Data to examine -
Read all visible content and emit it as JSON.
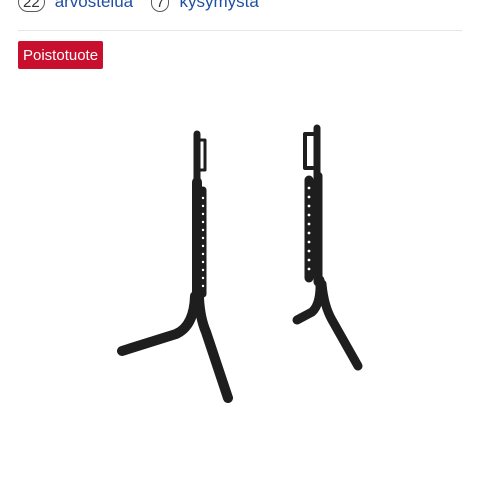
{
  "meta": {
    "reviews": {
      "count": "22",
      "label": "arvostelua"
    },
    "questions": {
      "count": "7",
      "label": "kysymystä"
    }
  },
  "badge": {
    "label": "Poistotuote",
    "color": "#c8102e"
  },
  "product_image": {
    "subject": "pair of tv-stand-legs",
    "color": "#1e1e1e"
  }
}
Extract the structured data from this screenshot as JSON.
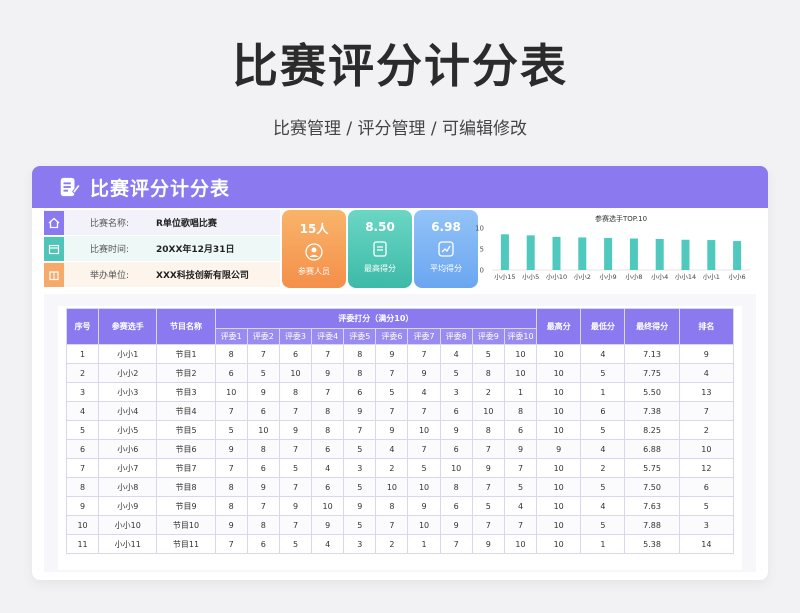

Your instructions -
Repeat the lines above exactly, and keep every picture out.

Response to the exercise -
Read all visible content and emit it as JSON.
{
  "meta": {
    "reviews": {
      "count": "22",
      "label": "arvostelua"
    },
    "questions": {
      "count": "7",
      "label": "kysymystä"
    }
  },
  "badge": {
    "label": "Poistotuote",
    "color": "#c8102e"
  },
  "product_image": {
    "subject": "pair of tv-stand-legs",
    "color": "#1e1e1e"
  }
}
Extract the structured data from this screenshot as JSON.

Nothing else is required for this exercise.